### Source data

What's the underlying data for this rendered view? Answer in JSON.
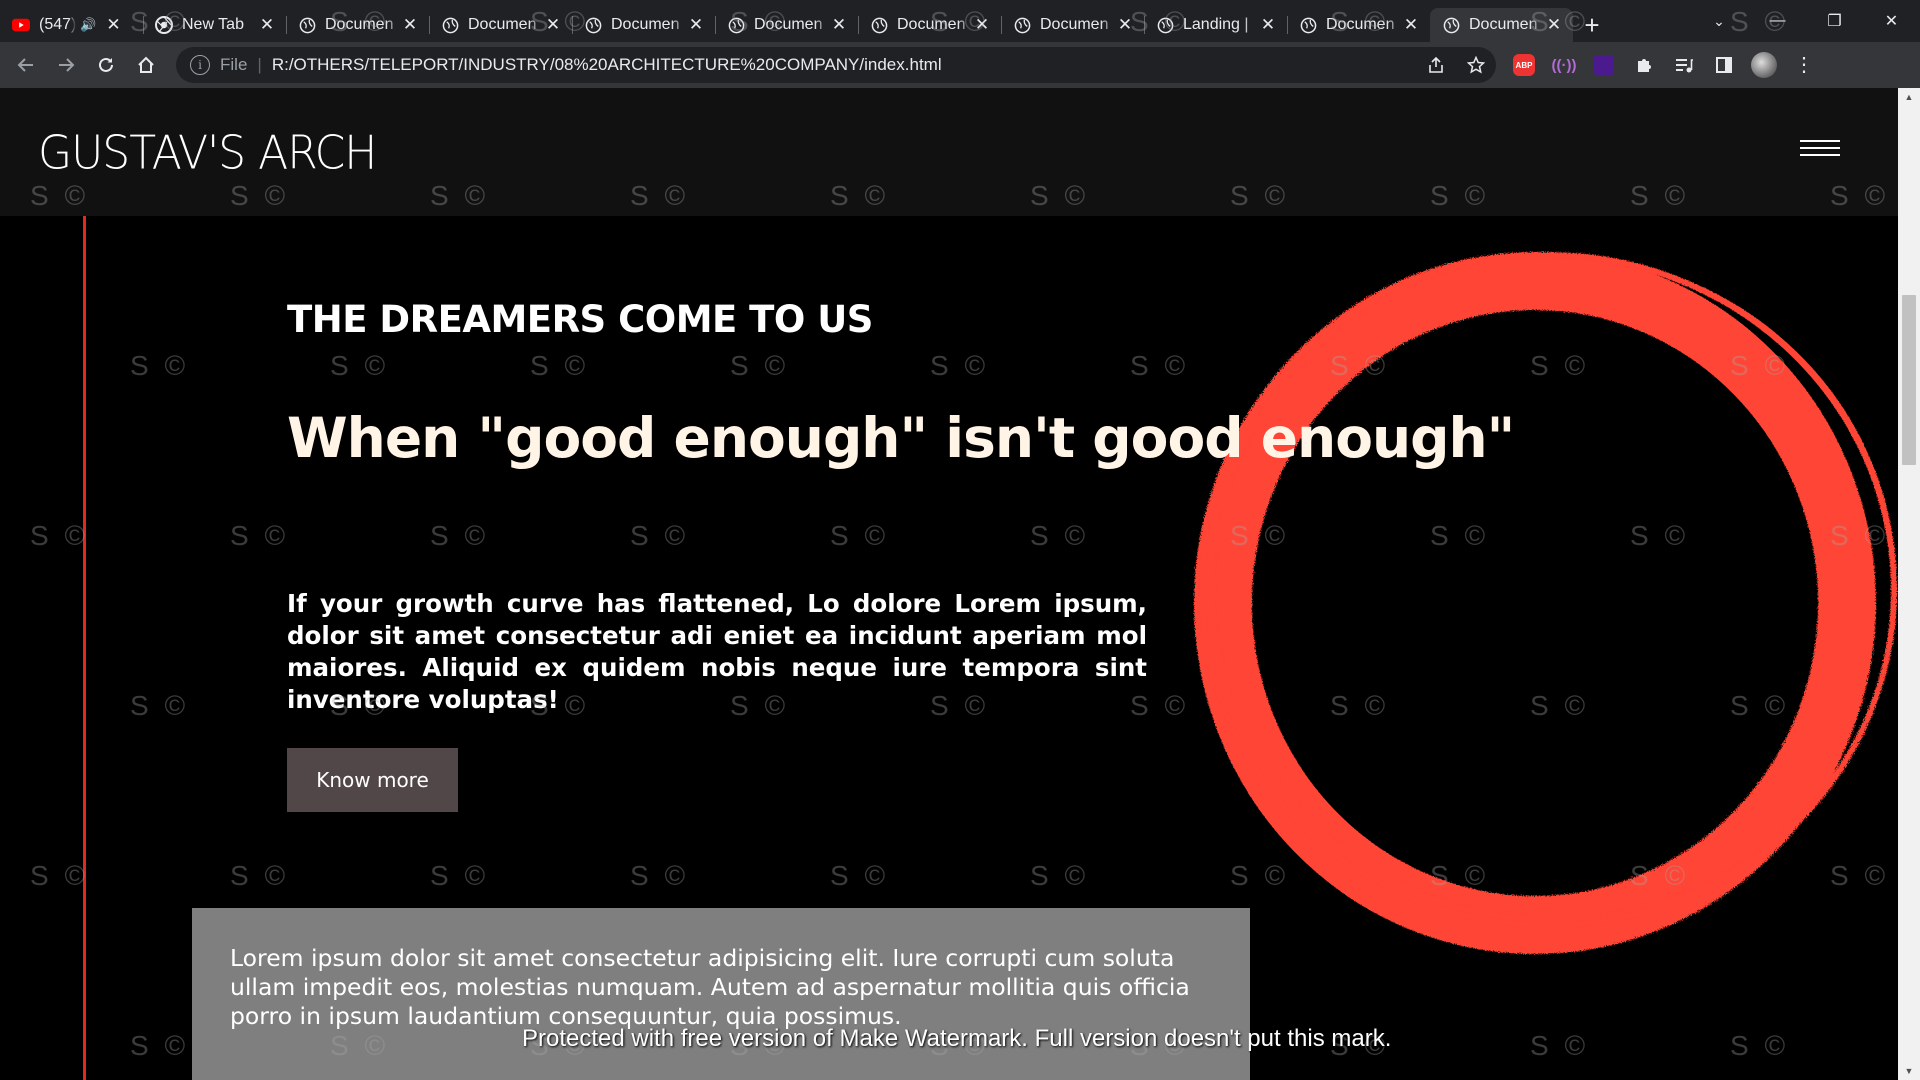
{
  "browser": {
    "tabs": [
      {
        "title": "(547)",
        "favicon": "youtube-icon",
        "audio": true
      },
      {
        "title": "New Tab",
        "favicon": "chrome-icon"
      },
      {
        "title": "Documen",
        "favicon": "globe-icon"
      },
      {
        "title": "Documen",
        "favicon": "globe-icon"
      },
      {
        "title": "Documen",
        "favicon": "globe-icon"
      },
      {
        "title": "Documen",
        "favicon": "globe-icon"
      },
      {
        "title": "Documen",
        "favicon": "globe-icon"
      },
      {
        "title": "Documen",
        "favicon": "globe-icon"
      },
      {
        "title": "Landing |",
        "favicon": "globe-icon"
      },
      {
        "title": "Documen",
        "favicon": "globe-icon"
      },
      {
        "title": "Documen",
        "favicon": "globe-icon",
        "active": true
      }
    ],
    "address": {
      "scheme": "File",
      "url": "R:/OTHERS/TELEPORT/INDUSTRY/08%20ARCHITECTURE%20COMPANY/index.html"
    },
    "extensions": [
      "abp-icon",
      "cast-icon",
      "purple-square-icon",
      "puzzle-icon",
      "media-icon",
      "sidepanel-icon",
      "avatar"
    ]
  },
  "site": {
    "brand": "GUSTAV'S ARCH",
    "eyebrow": "THE DREAMERS COME TO US",
    "headline": "When \"good enough\" isn't good enough\"",
    "lede": "If your growth curve has flattened, Lo dolore Lorem ipsum, dolor sit amet consectetur adi eniet ea incidunt aperiam mol maiores. Aliquid ex quidem nobis neque iure tempora sint inventore voluptas!",
    "cta_label": "Know more",
    "note": "Lorem ipsum dolor sit amet consectetur adipisicing elit. Iure corrupti cum soluta ullam impedit eos, molestias numquam. Autem ad aspernatur mollitia quis officia porro in ipsum laudantium consequuntur, quia possimus.",
    "colors": {
      "accent": "#ff4436",
      "line": "#e3281f",
      "button": "#524748",
      "note_bg": "#7f7f7f",
      "header_bg": "#111111"
    }
  },
  "watermark": {
    "mark": "S ©",
    "notice": "Protected with free version of Make Watermark. Full version doesn't put this mark."
  }
}
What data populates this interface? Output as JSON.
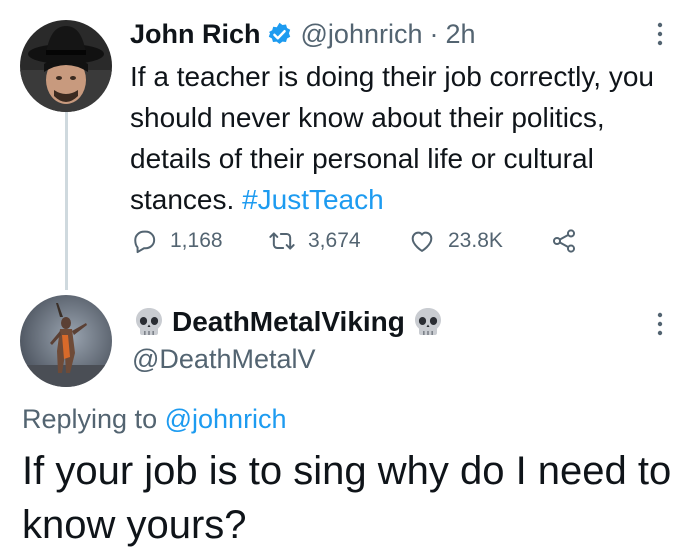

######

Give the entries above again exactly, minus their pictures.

What's the underlying data for this rendered view? Answer in JSON.
{
  "browser": {
    "tabs": [
      {
        "title": "(547)",
        "favicon": "youtube-icon",
        "audio": true
      },
      {
        "title": "New Tab",
        "favicon": "chrome-icon"
      },
      {
        "title": "Documen",
        "favicon": "globe-icon"
      },
      {
        "title": "Documen",
        "favicon": "globe-icon"
      },
      {
        "title": "Documen",
        "favicon": "globe-icon"
      },
      {
        "title": "Documen",
        "favicon": "globe-icon"
      },
      {
        "title": "Documen",
        "favicon": "globe-icon"
      },
      {
        "title": "Documen",
        "favicon": "globe-icon"
      },
      {
        "title": "Landing |",
        "favicon": "globe-icon"
      },
      {
        "title": "Documen",
        "favicon": "globe-icon"
      },
      {
        "title": "Documen",
        "favicon": "globe-icon",
        "active": true
      }
    ],
    "address": {
      "scheme": "File",
      "url": "R:/OTHERS/TELEPORT/INDUSTRY/08%20ARCHITECTURE%20COMPANY/index.html"
    },
    "extensions": [
      "abp-icon",
      "cast-icon",
      "purple-square-icon",
      "puzzle-icon",
      "media-icon",
      "sidepanel-icon",
      "avatar"
    ]
  },
  "site": {
    "brand": "GUSTAV'S ARCH",
    "eyebrow": "THE DREAMERS COME TO US",
    "headline": "When \"good enough\" isn't good enough\"",
    "lede": "If your growth curve has flattened, Lo dolore Lorem ipsum, dolor sit amet consectetur adi eniet ea incidunt aperiam mol maiores. Aliquid ex quidem nobis neque iure tempora sint inventore voluptas!",
    "cta_label": "Know more",
    "note": "Lorem ipsum dolor sit amet consectetur adipisicing elit. Iure corrupti cum soluta ullam impedit eos, molestias numquam. Autem ad aspernatur mollitia quis officia porro in ipsum laudantium consequuntur, quia possimus.",
    "colors": {
      "accent": "#ff4436",
      "line": "#e3281f",
      "button": "#524748",
      "note_bg": "#7f7f7f",
      "header_bg": "#111111"
    }
  },
  "watermark": {
    "mark": "S ©",
    "notice": "Protected with free version of Make Watermark. Full version doesn't put this mark."
  }
}
What data populates this interface? Output as JSON.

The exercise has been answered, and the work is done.